Last year, we were thinking the same thing. Hardly any snow in the mountains, warm winter, etc. Then in late February and March, winter came back with a vengeance. We made up our entire snowpack in about six weeks. And the springer fishing, as usual, didn’t really get good until April. But that still doesn’t stop me from dreaming, mouth watering, of Columbia springers. Even here in February.
There are two types of spring Chinook in the Columbia River estuary; both among the finest table fare in the world. The lower river, or “Willamette” strain, springers are identified by white faces and bellies and typically, a more robust shape. The upriver fish, destined to spawn as far away as Idaho, have black faces, gray bellies and a slimmer silhouette. As I said, they are both incredible fish to catch and eat, but the latter is in a class by itself due to the phenomenal amount of fat they store for the long haul upstream. This is an upriver fish, as you can see by the dark face and jaw, and the tools I like for turning it into the best meal I can imagine.
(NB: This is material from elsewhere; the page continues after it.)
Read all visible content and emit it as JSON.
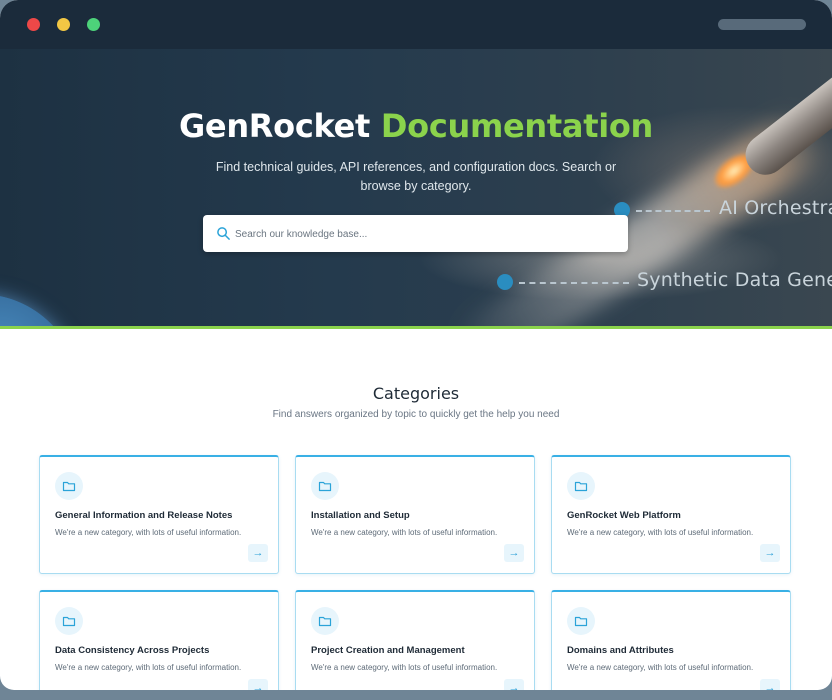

The serrated “ginsu-style” knife I use to scale the fish by dragging the rough, uneven serrations from the tail toward the head of the fish. It only takes a few minutes, and scaling pays off in delicious, crispy skin when it comes off the grill. I like the standard 8″ butcher knife for filleting because the broad, flat blade runs along the backbone better (at least for me) than a typically narrow fillet knife. Finally, the hemostats (borrowed from my fly fishing vest) make short work of removing pin bones from the fillet for completely uninterrupted chewing pleasure. And believe me, this fish is so good, you don’t want anything getting in the way of eating it.
The fat is where it’s at. Think pork bellies or Kobe beef. Upriver Columbia springer flesh is nearly 20% fat, and it coats your hands and knives like lard as you work. If it warms up, orange droplets of oil appear on the cutting board and knife blades. All of which ramps up the enthusiasm for the coming meal. At this point, I can hardly wait for dinner time. Stay tuned!
At about 8:00pm on a warm Friday evening, over a dinner of smoked and grilled spring Chinook at Smarty’s house, the plan was finalized. Smarty pitched the idea, and with springer fat dripping down our chins, how could anyone refuse? Five us would fish out of one boat the next day–weather, fish reports and conditions be damned. It was a one-day opener, our last shot at the best-eating fish on the planet. And in spite of–or perhaps because of–my weak showing last weekend, I was in.
After a couple hours of sleep, we left Bainbridge at 3:30am Saturday morning and met up with the rest of the crew on the lower Columbia. Me, Smarty, John, Neal, 10-year old Alex, two six-month-old yellow labs, a pile of gear and…one small, open boat. Add in whitecaps, 30 knot gusts, horizontal rain and the circus was definitely in town.That’s John and Smarty trying to fly under the rain on the upstream run. And, chattering teeth aside, we all had a blast.
Good fishing does that. We ended up with 10 solid hookups, several other confirmed grabs, and seven gorgeous upriver Columbia springers to the boat. We released two wild fish, leaving us with a boat limit and lots of celebration. That’s Smarty and me, below, during a brief lull between white squalls. Finished up at 8:00pm, gathered for fantastic burgers (at, of all places, the Shell station in Castlerock) and rolled north into the teeth of the weather. Pulled into the driveway here around midnight. Beat, but flying high on the redemptive power of springers in the box. Awesome.